Red is my staple.  In any shade other than the pink variety (too far!) But there are some great blues out there and I might give green a go this year too.  Obviously you have to couple it with something a bit more plain on top to avoid looking like a multicoloured cacophony but with a plain black/white t-shirt and blazer combo it can be a great look.

Give it a go!

coloured chinos

Taking a Zuckerberg approach to workwear

Mark Zuckerberg is a very, very rich man. $37.5 Billion worth of rich.

Yet every photo you see of him he is in the same, plain grey t-shirt. Surely a man of his wealth can afford a bit more diversity to his wardrobe?

Image courtesy of the independent
Image courtesy of the independent
Image from Facebook
Image from Facebook

Well, of course he can. According to Mr Zuckerberg there is a method in his madness. In his words, “I really want to clear my life to make it so that I have to make as few decisions as possible about anything except how to best serve this community,”.

While this may seem a bit of an exaggerated view of his responsibilities, I’ve read of a number of other people following this approach and have a ‘uniform’ for work.  It does strike as evidence Zuckerberg is somewhere in the autism spectrum, but I guess it does mean one less decision to make each day.

So I’m going to give it a go……sort of.  I’m not going as far as having  a rail of the same tshirt, but I am limiting my work wardrobe.  For the coming summer period I have a number of plain tshirts (white,grey, black), a couple of pairs of trousers, and a couple of blazers.  This will make up my work wardrobe and so my choices will be severely limited, even if not quite so much as Mr Facebook.

If it works, maybe I will adopt it for Autumn, Winter too.

Why I don’t buy expensive clothes

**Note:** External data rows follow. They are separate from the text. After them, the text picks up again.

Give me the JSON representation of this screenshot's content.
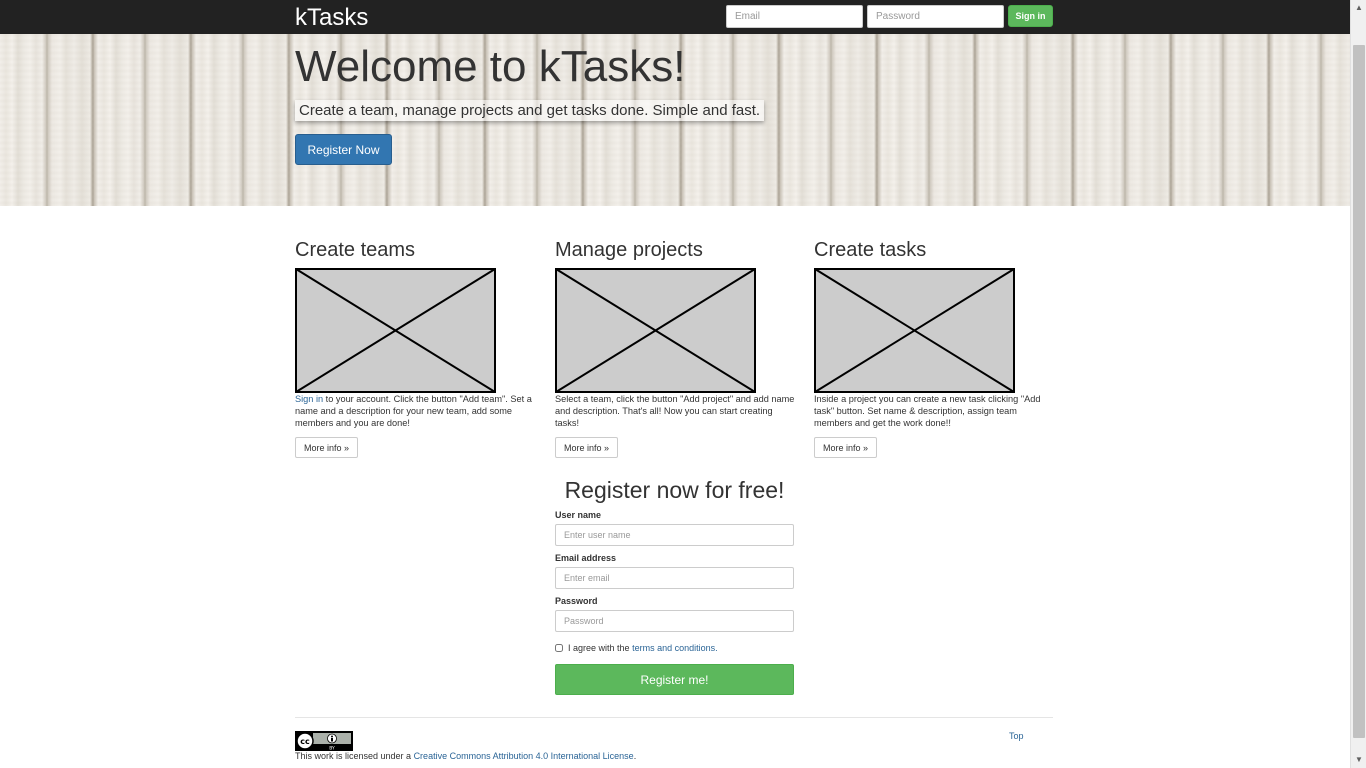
{
  "navbar": {
    "brand": "kTasks",
    "email_placeholder": "Email",
    "password_placeholder": "Password",
    "signin_label": "Sign in"
  },
  "hero": {
    "title": "Welcome to kTasks!",
    "subtitle": "Create a team, manage projects and get tasks done. Simple and fast.",
    "register_label": "Register Now"
  },
  "features": [
    {
      "title": "Create teams",
      "link_text": "Sign in",
      "text": " to your account. Click the button \"Add team\". Set a name and a description for your new team, add some members and you are done!",
      "button": "More info »"
    },
    {
      "title": "Manage projects",
      "text": "Select a team, click the button \"Add project\" and add name and description. That's all! Now you can start creating tasks!",
      "button": "More info »"
    },
    {
      "title": "Create tasks",
      "text": "Inside a project you can create a new task clicking \"Add task\" button. Set name & description, assign team members and get the work done!!",
      "button": "More info »"
    }
  ],
  "register": {
    "title": "Register now for free!",
    "username_label": "User name",
    "username_placeholder": "Enter user name",
    "email_label": "Email address",
    "email_placeholder": "Enter email",
    "password_label": "Password",
    "password_placeholder": "Password",
    "agree_text": "I agree with the ",
    "terms_link": "terms and conditions.",
    "submit_label": "Register me!"
  },
  "footer": {
    "license_prefix": "This work is licensed under a ",
    "license_link": "Creative Commons Attribution 4.0 International License",
    "license_suffix": ".",
    "top_link": "Top",
    "badge_text": "BY"
  },
  "colors": {
    "navbar": "#222222",
    "primary": "#3276b1",
    "success": "#5cb85c",
    "link": "#2a6496"
  },
  "icons": {
    "scroll_up": "scroll-up-arrow-icon",
    "scroll_down": "scroll-down-arrow-icon",
    "license_badge": "cc-by-badge-icon",
    "feature_image": "image-placeholder-icon"
  }
}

I’ve stopped buying expensive clothes.  Don’t get me wrong, I’m not a Primark regular either, but I’ve just decided the real high end stuff just doesn’t represent good value anymore.

It’s not because the quality of the clothes has changed at all, it hasn’t.  But it is primarily because of the way fashion trends behave these days.

Aside from some wardrobe staples, a piece of clothing rarely stays current for more than a year, which means in real terms a single season.  So even if you are being generous and saying two years, or two seasons, you are talking about a piece of clothing having a possible 6 month lifespan.

So you may be talking 30-50 wears for a piece of clothing before it is out dated, never to be worn again.  With this in mind it is easy to equate the cost of clothing back to a price per wear and judge the value.

If you are only getting 30 wears out of a piece of clothing before you don’t plan on wearing it again, what price represents good value?  Too cheap and you wont get 30 wears. Too expensive and you don’t get the value and whilst the clothes might still be in perfect condition, you are going to wear them anymore regardless.

So now I aim middle of the road.  Good enough to maintain quality during its viable lifetime, but not expensive I will never get the value out of the cost.

Summer footwear dilemmas

As summer approaches I’m faced with a familiar dilemma around footwear as a male.

Whilst some women may rejoice at the thought of striding around in open toe sandals and strappy heels. Us men (if you are like me) are face with a raft of unappealing or uninspiring choices.

Flip-flop a flop. Even the most preened of men leaves their feet till last (and by last that usually means never). So whilst strolling down the high street with the wind between your toes might feel nice, 90% of the time, if that high street isn’t on the Mediterranean, it’s not a good look.

flip flops

Want a ride on my yacht? I’ve owned boat shoes, but I’ve never owned a boat. They are OK when going for a certain look but wear them too often and you risk looking like a Private Schoolboy.

boat shoes

Time for worship The Jesus sandal. Its not looked good since bread and fish constituted lunch.

jesus sandals

None of the above are particularly appealing. Leaving us making do with sweaty feet or a trainer which is more ventilated.

If anybody find anything more interesting then let me know.